What to work on — Go through the material and copy every line in which "JSON" appears.

### Material for the task

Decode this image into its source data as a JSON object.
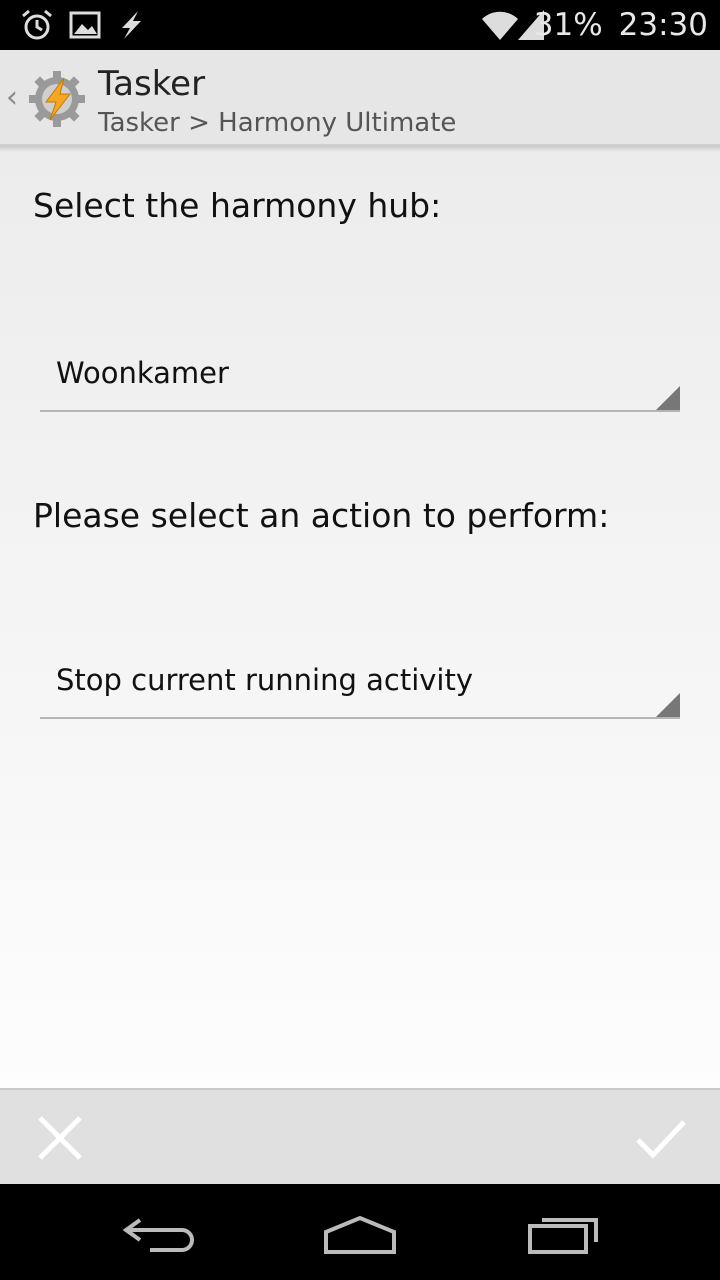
{
  "status_bar": {
    "battery": "31%",
    "time": "23:30",
    "icons": [
      "alarm-icon",
      "image-notification-icon",
      "lightning-icon",
      "wifi-icon",
      "signal-icon"
    ]
  },
  "action_bar": {
    "title": "Tasker",
    "subtitle": "Tasker > Harmony Ultimate",
    "up_glyph": "‹"
  },
  "form": {
    "hub_label": "Select the harmony hub:",
    "hub_value": "Woonkamer",
    "action_label": "Please select an action to perform:",
    "action_value": "Stop current running activity"
  },
  "buttons": {
    "cancel_icon": "close-icon",
    "confirm_icon": "checkmark-icon"
  },
  "navigation": {
    "icons": [
      "back-icon",
      "home-icon",
      "recents-icon"
    ]
  },
  "colors": {
    "action_bar_bg": "#e6e6e6",
    "icon_accent": "#f5a623"
  }
}
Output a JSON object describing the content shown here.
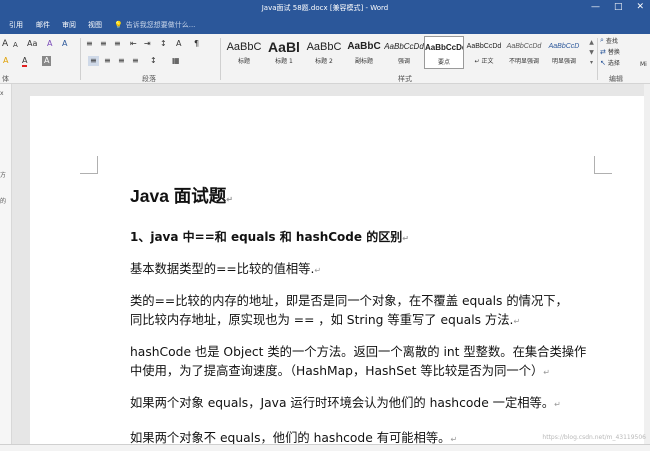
{
  "window": {
    "title": "Java面试 58题.docx [兼容模式] - Word",
    "controls": [
      "—",
      "□",
      "✕"
    ]
  },
  "tabs": [
    "引用",
    "邮件",
    "审阅",
    "视图"
  ],
  "tell_me": {
    "placeholder": "告诉我您想要做什么..."
  },
  "ribbon": {
    "font_row1": [
      "A",
      "A",
      "Aa",
      "A",
      "A"
    ],
    "font_row2": [
      "A",
      "A",
      "A"
    ],
    "para_row1": [
      "≡",
      "≡",
      "≡",
      "⇤",
      "⇥",
      "↕",
      "A",
      "¶"
    ],
    "para_row2": [
      "≡",
      "≡",
      "≡",
      "≡",
      "↕",
      "▦"
    ],
    "group_labels": {
      "font": "体",
      "paragraph": "段落",
      "styles": "样式",
      "editing": "编辑"
    },
    "styles": [
      {
        "preview": "AaBbC",
        "name": "标题"
      },
      {
        "preview": "AaBl",
        "name": "标题 1"
      },
      {
        "preview": "AaBbC",
        "name": "标题 2"
      },
      {
        "preview": "AaBbC",
        "name": "副标题"
      },
      {
        "preview": "AaBbCcDd",
        "name": "强调"
      },
      {
        "preview": "AaBbCcDd",
        "name": "要点"
      },
      {
        "preview": "AaBbCcDd",
        "name": "↵ 正文"
      },
      {
        "preview": "AaBbCcDd",
        "name": "不明显强调"
      },
      {
        "preview": "AaBbCcD",
        "name": "明显强调"
      }
    ],
    "editing": [
      "查找",
      "替换",
      "选择"
    ],
    "right_edge": "Mi"
  },
  "left_pane": [
    "x",
    "方",
    "的"
  ],
  "document": {
    "title": "Java 面试题",
    "heading": "1、java 中==和 equals 和 hashCode 的区别",
    "p1": "基本数据类型的==比较的值相等.",
    "p2a": "类的==比较的内存的地址，即是否是同一个对象，在不覆盖 equals 的情况下，",
    "p2b": "同比较内存地址，原实现也为 == ，如 String 等重写了 equals 方法.",
    "p3a": "hashCode 也是 Object 类的一个方法。返回一个离散的 int 型整数。在集合类操作",
    "p3b": "中使用，为了提高查询速度。（HashMap，HashSet 等比较是否为同一个）",
    "p4": "如果两个对象 equals，Java 运行时环境会认为他们的 hashcode 一定相等。",
    "p5": "如果两个对象不 equals，他们的 hashcode 有可能相等。",
    "para_mark": "↵"
  },
  "watermark": "https://blog.csdn.net/m_43119506"
}
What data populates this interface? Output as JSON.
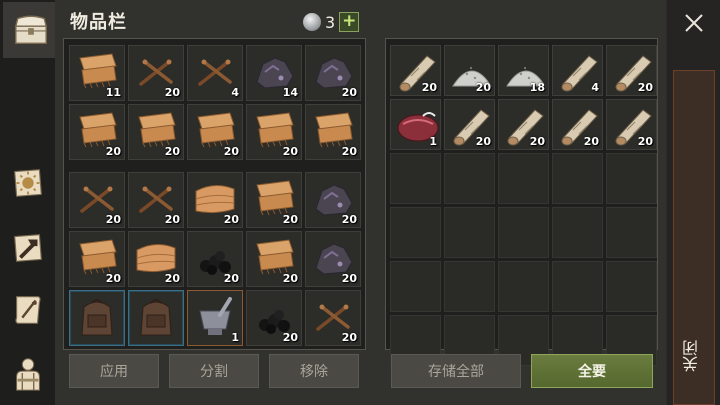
{
  "header": {
    "title": "物品栏",
    "currency_count": "3",
    "add_label": "+"
  },
  "sidebar": {
    "tabs": [
      {
        "name": "inventory-tab",
        "icon": "chest-icon",
        "active": true
      },
      {
        "name": "crafting-tab",
        "icon": "sun-scroll-icon",
        "active": false
      },
      {
        "name": "building-tab",
        "icon": "hammer-icon",
        "active": false
      },
      {
        "name": "recipes-tab",
        "icon": "quill-scroll-icon",
        "active": false
      },
      {
        "name": "character-tab",
        "icon": "character-icon",
        "active": false
      }
    ]
  },
  "bag_top": [
    {
      "item": "cloth",
      "count": "11"
    },
    {
      "item": "sticks",
      "count": "20"
    },
    {
      "item": "sticks",
      "count": "4"
    },
    {
      "item": "ore",
      "count": "14"
    },
    {
      "item": "ore",
      "count": "20"
    },
    {
      "item": "cloth",
      "count": "20"
    },
    {
      "item": "cloth",
      "count": "20"
    },
    {
      "item": "cloth",
      "count": "20"
    },
    {
      "item": "cloth",
      "count": "20"
    },
    {
      "item": "cloth",
      "count": "20"
    }
  ],
  "bag_bottom": [
    {
      "item": "sticks",
      "count": "20"
    },
    {
      "item": "sticks",
      "count": "20"
    },
    {
      "item": "fabric",
      "count": "20"
    },
    {
      "item": "cloth",
      "count": "20"
    },
    {
      "item": "ore",
      "count": "20"
    },
    {
      "item": "cloth",
      "count": "20"
    },
    {
      "item": "fabric",
      "count": "20"
    },
    {
      "item": "coal",
      "count": "20"
    },
    {
      "item": "cloth",
      "count": "20"
    },
    {
      "item": "ore",
      "count": "20"
    },
    {
      "item": "backpack",
      "count": "",
      "style": "hl"
    },
    {
      "item": "backpack",
      "count": "",
      "style": "hl"
    },
    {
      "item": "mortar",
      "count": "1",
      "style": "hl-orange"
    },
    {
      "item": "coal",
      "count": "20"
    },
    {
      "item": "sticks",
      "count": "20"
    }
  ],
  "storage": [
    {
      "item": "log",
      "count": "20"
    },
    {
      "item": "powder",
      "count": "20"
    },
    {
      "item": "powder",
      "count": "18"
    },
    {
      "item": "log",
      "count": "4"
    },
    {
      "item": "log",
      "count": "20"
    },
    {
      "item": "meat",
      "count": "1"
    },
    {
      "item": "log",
      "count": "20"
    },
    {
      "item": "log",
      "count": "20"
    },
    {
      "item": "log",
      "count": "20"
    },
    {
      "item": "log",
      "count": "20"
    },
    {
      "item": "",
      "count": ""
    },
    {
      "item": "",
      "count": ""
    },
    {
      "item": "",
      "count": ""
    },
    {
      "item": "",
      "count": ""
    },
    {
      "item": "",
      "count": ""
    },
    {
      "item": "",
      "count": ""
    },
    {
      "item": "",
      "count": ""
    },
    {
      "item": "",
      "count": ""
    },
    {
      "item": "",
      "count": ""
    },
    {
      "item": "",
      "count": ""
    },
    {
      "item": "",
      "count": ""
    },
    {
      "item": "",
      "count": ""
    },
    {
      "item": "",
      "count": ""
    },
    {
      "item": "",
      "count": ""
    },
    {
      "item": "",
      "count": ""
    },
    {
      "item": "",
      "count": ""
    },
    {
      "item": "",
      "count": ""
    },
    {
      "item": "",
      "count": ""
    },
    {
      "item": "",
      "count": ""
    },
    {
      "item": "",
      "count": ""
    }
  ],
  "buttons": {
    "apply": "应用",
    "split": "分割",
    "remove": "移除",
    "store_all": "存储全部",
    "take_all": "全要"
  },
  "close_label": "关闭",
  "colors": {
    "accent_green": "#8ea55a",
    "slot_bg": "#2c2c29",
    "panel_bg": "#1f1f1d",
    "close_strip": "#3c2d25"
  }
}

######

Exercise result —
Decode this image into its source data as a JSON object.
Output a JSON object describing the content shown here.
What data populates this interface? Output as JSON.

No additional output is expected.